The successful applicant will undertake research in medical ethics at the University of Oxford. Visiting Scholars will spend four weeks working at the Ethox Centre and Green Templeton College. The scholar will benefit from the supervision and feedback of Ethox research staff and will have access to the libraries and research facilities of the College and the University of Oxford. He or she will also have the opportunity to attend talks and lectures at the College and across the University.

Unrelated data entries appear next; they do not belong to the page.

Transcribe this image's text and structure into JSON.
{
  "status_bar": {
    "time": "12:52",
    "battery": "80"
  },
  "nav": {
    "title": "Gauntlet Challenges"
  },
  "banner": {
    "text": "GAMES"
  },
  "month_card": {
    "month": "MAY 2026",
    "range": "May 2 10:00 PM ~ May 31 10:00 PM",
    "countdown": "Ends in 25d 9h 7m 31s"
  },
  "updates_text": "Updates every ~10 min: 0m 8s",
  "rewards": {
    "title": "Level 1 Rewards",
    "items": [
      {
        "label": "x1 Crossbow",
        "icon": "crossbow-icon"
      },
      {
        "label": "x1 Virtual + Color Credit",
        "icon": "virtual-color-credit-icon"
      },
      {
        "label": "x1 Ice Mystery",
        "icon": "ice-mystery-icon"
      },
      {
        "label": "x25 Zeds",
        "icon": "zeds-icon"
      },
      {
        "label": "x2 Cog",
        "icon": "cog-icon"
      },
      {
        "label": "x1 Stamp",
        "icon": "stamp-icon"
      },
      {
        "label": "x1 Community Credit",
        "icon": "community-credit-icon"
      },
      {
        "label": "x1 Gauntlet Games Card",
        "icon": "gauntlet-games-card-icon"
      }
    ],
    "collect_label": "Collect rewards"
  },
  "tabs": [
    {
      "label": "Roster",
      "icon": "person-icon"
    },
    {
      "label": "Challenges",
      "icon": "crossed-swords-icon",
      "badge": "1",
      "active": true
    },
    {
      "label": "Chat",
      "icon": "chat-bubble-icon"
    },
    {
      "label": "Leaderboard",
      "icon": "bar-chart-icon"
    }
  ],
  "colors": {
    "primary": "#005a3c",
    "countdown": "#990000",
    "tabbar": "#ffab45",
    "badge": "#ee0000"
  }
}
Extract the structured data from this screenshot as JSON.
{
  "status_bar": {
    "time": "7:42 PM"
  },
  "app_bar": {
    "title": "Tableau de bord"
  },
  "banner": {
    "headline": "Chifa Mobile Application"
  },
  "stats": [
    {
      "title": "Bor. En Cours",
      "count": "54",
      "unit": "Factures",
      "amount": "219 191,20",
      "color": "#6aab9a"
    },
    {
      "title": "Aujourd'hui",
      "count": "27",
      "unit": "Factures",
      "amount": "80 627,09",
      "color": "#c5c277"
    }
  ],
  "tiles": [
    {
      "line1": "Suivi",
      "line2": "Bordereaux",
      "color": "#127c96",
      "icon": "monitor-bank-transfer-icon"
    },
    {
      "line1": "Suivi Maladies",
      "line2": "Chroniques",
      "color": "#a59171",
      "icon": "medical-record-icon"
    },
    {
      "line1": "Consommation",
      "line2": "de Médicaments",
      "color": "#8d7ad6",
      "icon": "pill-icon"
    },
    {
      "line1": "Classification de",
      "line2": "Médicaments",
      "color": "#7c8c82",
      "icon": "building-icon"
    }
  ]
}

During the visit, the scholar will be expected to give a seminar (in English) on a topic in medical ethics. This seminar will be open to interested members of Green Templeton College and the wider University. The scholar will also give a presentation on his or her research at an Ethox Centre research seminar, and write a guest blog post for the Ethox blog.
The Scholar will be offered four weeks' free accommodation at Green Templeton College, and a stipend of £1000 which is intended to assist with travel and other costs relating to the visit.
Find out more about our previous Andrew Markus scholars.
How to Apply
To apply for this scholarship please submit the following:
- 500-word statement summarising their research interests and what they hope to achieve during their visit
- 2 page CV, including the names of two referees.
The application should be sent via email to the following address: firstname.lastname@example.org.
The Andrew Markus Visiting Scholarship Scheme is Directed by Dr Angeliki Kerasidou.
The deadline for proposals for the year 2018 - 2019 is 23 April 2018.
Who Was Andrew Markus
Dr Andrew Charles Markus (1930-2012) was born in Budapest and migrated with his family to Derbyshire when he was 9 years old. He was educated at Manchester Grammar School and won a scholarship to study physiological sciences at University College, Oxford. He went on to study clinical medicine at University College Hospital in London. After National Service in the Royal Air Force he and his wife joined the primary care practice at Thame of which he became Senior Partner. He played a major role in developing the practice to become a leading community health centre. When the University of Oxford established a Department of General Practice, Andrew became University Tutor and a founding Fellow of Green (later Green Templeton) College.
He was the chairman of the examiners for the oral part of the examination for Membership of the Royal College of General Practitioners. In 1994 he was honoured by the Delancy and De La Hunty Foundation - essentially being judged the best family practitioner in the country. With Colin Murray Parkes he wrote Psychological Problems in General Practice for the Oxford University Press series General Practice and was co-editor of Coping with Loss. Andrew was much loved by his students and colleagues. He was an excellent teacher, and a dedicated mentor to many. Students quickly, and lastingly, became friends. He had a gift for relating theory to clinical practice and for identifying the ethical issues lurking, often unexamined, behind clinical decisions. He was a regular contributor to the Oxford-Mount Sinai (New York) annual consortium in medical ethics.
Andrew died in 2012 at the age of 81 years. His wife, Pat, their five children and 14 grandchildren survive him.